**Problem to work on:**
Every record below should be printed exactly, except for the pictures.

**Given information:**
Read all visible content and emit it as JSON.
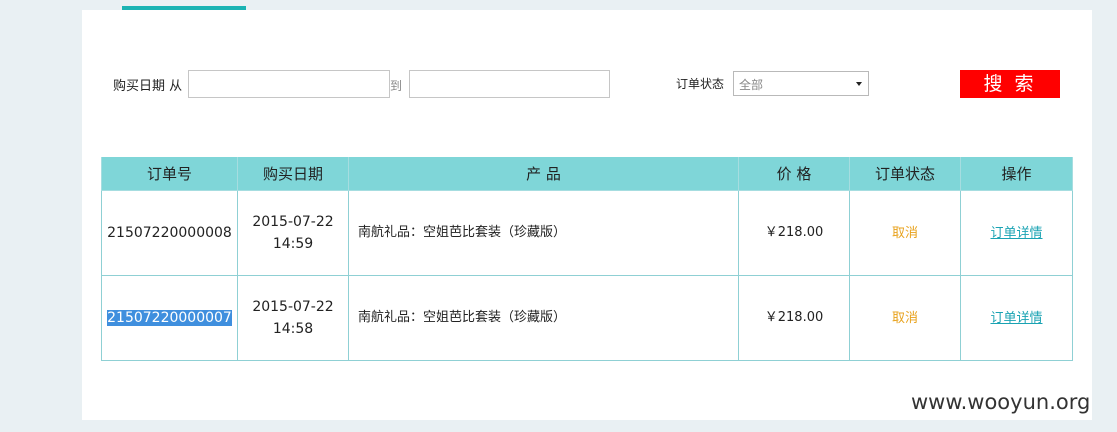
{
  "filters": {
    "date_label": "购买日期 从",
    "to_label": "到",
    "from_value": "",
    "to_value": "",
    "status_label": "订单状态",
    "status_selected": "全部",
    "search_label": "搜 索"
  },
  "table": {
    "headers": [
      "订单号",
      "购买日期",
      "产 品",
      "价 格",
      "订单状态",
      "操作"
    ],
    "rows": [
      {
        "order_no": "21507220000008",
        "date": "2015-07-22",
        "time": "14:59",
        "product": "南航礼品：空姐芭比套装（珍藏版）",
        "price": "￥218.00",
        "status": "取消",
        "action": "订单详情"
      },
      {
        "order_no": "21507220000007",
        "date": "2015-07-22",
        "time": "14:58",
        "product": "南航礼品：空姐芭比套装（珍藏版）",
        "price": "￥218.00",
        "status": "取消",
        "action": "订单详情"
      }
    ]
  },
  "watermark": "www.wooyun.org",
  "colors": {
    "header_bg": "#7fd6d8",
    "search_button": "#ff0000",
    "accent": "#1ab3b3",
    "status_cancel": "#e8a21c",
    "link": "#1aa3b3",
    "selection": "#3f8fde"
  }
}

**Exercise output:**
Read all visible content and emit it as JSON.
{
  "filters": {
    "date_label": "购买日期 从",
    "to_label": "到",
    "from_value": "",
    "to_value": "",
    "status_label": "订单状态",
    "status_selected": "全部",
    "search_label": "搜 索"
  },
  "table": {
    "headers": [
      "订单号",
      "购买日期",
      "产 品",
      "价 格",
      "订单状态",
      "操作"
    ],
    "rows": [
      {
        "order_no": "21507220000008",
        "date": "2015-07-22",
        "time": "14:59",
        "product": "南航礼品：空姐芭比套装（珍藏版）",
        "price": "￥218.00",
        "status": "取消",
        "action": "订单详情"
      },
      {
        "order_no": "21507220000007",
        "date": "2015-07-22",
        "time": "14:58",
        "product": "南航礼品：空姐芭比套装（珍藏版）",
        "price": "￥218.00",
        "status": "取消",
        "action": "订单详情"
      }
    ]
  },
  "watermark": "www.wooyun.org",
  "colors": {
    "header_bg": "#7fd6d8",
    "search_button": "#ff0000",
    "accent": "#1ab3b3",
    "status_cancel": "#e8a21c",
    "link": "#1aa3b3",
    "selection": "#3f8fde"
  }
}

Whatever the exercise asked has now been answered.